After these tests are administered an officer may ask you to “blow” into a field breathalyzer.
You may also be subject to a breathalyzer at the police station.
Do I Have to Cooperate with Police If I Know I Am Not Drunk?
Yes and No. You must pull over to the side of the road if you are being pulled over. You do not have the right to keep driving even if you’re “almost home.” You should provide the officer with your basic information such as your name, driver’s license, proof of insurance and vehicle registration.
You are not legally compelled to volunteer other statements in response to an officer’s probing questions. For instance, you don’t legally have to answer where you’ve been, if you’ve been drinking or where you are going.
You can simply and politely respond to him or her that you have been advised not to answer any further questions, or that you’d rather not say.

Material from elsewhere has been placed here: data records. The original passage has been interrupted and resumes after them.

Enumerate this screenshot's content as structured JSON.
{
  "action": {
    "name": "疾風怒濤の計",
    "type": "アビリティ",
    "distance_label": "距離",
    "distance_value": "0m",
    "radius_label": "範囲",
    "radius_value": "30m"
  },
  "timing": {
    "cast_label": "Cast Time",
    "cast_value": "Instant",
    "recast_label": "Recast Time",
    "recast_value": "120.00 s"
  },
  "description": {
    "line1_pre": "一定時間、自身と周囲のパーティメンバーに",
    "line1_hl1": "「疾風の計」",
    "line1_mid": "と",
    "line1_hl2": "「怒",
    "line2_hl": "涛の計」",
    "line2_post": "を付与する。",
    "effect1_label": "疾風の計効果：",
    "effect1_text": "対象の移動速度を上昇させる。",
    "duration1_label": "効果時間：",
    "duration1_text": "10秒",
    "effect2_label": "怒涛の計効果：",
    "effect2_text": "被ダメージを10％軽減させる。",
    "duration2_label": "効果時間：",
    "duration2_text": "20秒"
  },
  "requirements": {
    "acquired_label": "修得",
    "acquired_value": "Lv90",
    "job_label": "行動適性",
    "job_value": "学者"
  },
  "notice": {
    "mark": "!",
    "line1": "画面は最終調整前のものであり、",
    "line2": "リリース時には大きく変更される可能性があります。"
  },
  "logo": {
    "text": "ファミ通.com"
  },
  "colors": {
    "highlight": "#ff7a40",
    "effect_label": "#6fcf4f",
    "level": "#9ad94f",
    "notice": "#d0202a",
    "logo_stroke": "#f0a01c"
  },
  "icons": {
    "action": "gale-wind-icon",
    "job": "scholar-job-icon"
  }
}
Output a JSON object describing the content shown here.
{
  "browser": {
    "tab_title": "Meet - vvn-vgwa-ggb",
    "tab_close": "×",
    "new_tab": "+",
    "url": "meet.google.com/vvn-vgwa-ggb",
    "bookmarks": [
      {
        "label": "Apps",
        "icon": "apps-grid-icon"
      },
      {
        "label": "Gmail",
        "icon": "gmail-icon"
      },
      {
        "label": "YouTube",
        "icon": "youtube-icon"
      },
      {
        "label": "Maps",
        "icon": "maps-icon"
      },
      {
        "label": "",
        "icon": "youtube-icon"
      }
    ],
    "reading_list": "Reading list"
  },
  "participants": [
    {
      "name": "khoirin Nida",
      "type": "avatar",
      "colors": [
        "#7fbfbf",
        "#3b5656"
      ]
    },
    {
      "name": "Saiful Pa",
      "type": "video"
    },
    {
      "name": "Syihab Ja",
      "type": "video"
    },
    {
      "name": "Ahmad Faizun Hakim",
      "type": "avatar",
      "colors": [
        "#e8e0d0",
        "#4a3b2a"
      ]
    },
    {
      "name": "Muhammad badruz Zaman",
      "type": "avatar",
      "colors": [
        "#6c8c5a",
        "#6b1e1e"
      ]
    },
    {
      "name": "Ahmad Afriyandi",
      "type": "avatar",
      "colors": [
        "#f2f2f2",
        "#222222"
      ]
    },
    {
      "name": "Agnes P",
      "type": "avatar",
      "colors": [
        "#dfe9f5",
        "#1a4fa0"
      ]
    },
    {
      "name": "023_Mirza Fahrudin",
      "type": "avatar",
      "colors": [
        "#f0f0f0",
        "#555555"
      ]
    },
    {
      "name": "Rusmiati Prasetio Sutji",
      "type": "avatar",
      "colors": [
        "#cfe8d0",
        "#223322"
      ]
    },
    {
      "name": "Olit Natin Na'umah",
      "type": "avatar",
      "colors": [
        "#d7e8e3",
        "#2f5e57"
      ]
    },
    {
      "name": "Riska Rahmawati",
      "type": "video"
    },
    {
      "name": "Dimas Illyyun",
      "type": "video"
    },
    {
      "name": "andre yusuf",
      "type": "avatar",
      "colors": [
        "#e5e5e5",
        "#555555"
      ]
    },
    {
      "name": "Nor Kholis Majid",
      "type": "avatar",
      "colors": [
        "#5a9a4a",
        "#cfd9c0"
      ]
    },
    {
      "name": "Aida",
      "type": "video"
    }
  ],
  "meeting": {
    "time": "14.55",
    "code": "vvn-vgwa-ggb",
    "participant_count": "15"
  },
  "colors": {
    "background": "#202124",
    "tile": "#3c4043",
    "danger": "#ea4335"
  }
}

Do I Have To Agree to Take a Field Sobriety Test?
No. Most attorneys would explain that you are well within your rights not to take a field sobriety test. These tests are usually not very accurate, nor are they generally admissible in court as evidence.
Will I Be Arrested If I Don’t Agree to A Field Sobriety Test?
Yes, you probably will be arrested. You will probably be taken to a police facility where you will be asked to be tested by the comprehensive blood, breath, urine or chemical test. You also have a right to refuse this test.
When Can I Call My Attorney?
You have a right to request an attorney at any time during the arrest or while you are at the police station. It’s important to have the number for a DUI lawyer and law firm who has experience with this type of situation. For reference, the number for Wilson Dabler & Associates is: 618-235-1600
If the arrest happens after your attorney’s business hours you may have to call after you are bailed out by a friend or relative or after you are released.
Some Perspective On A DUI Arrest in Illinois
At the beginning of this article we mentioned some of the videos that you may have likely seen on YouTube where someone with a dash cam taunts police with his “superior” knowledge of the law. For an ordinary citizen, while being pulled over for any reason, it is not a good idea to try to impress an officer with your knowledge of the law. It is certainly not a great time to become verbally (or physically) combative.
The element that these videos often miss is that while many or most encounters with an officer should be taken seriously and one’s guard should remain up, police are professionals who should be treated with the same respect you pay to any other individual.
What often gets lost in descriptions of how to “handle” police officers is this element of guarded respect.
We recommend always being polite when dealing with a police officer, but not letting the officer coerce you into giving up your rights.
The Best Way To Avoid A DUI in Illinois
Don’t drink and drive. We often hear those stories of the arrestee being someone with prior DUIs. Driving under the influence is often associated with a pattern of behavior shown by prior offenses. DUI involving a second conviction, transporting a minor resulting in harm to the child or death is a class 2 felony.
Operating a vehicle under the influence is a recipe for causing great bodily harm or death and this can all be avoided by simply imposing your own zero-tolerance policy of driving after drinking. To be 100% sure of not receiving a DUI in Illinois and the consequences that go with it, designate someone who isn’t drinking to be the group driver when you go out.
Drunk driving in Illinois means big fines, restrictions such as statutory summary suspensions, many days of community service, living with a class A misdemeanor, living with an ignition interlock device and more headaches than you can imagine. And this is assuming that no accident, injuries or deaths occurred as a result.
If, however, you have done everything you can do to avoid a DUI, and still find yourself in need of a good DUI attorney in Belleville, IL, don’t hesitate to call Wilson, Dabler & Associates at: 618-235-1600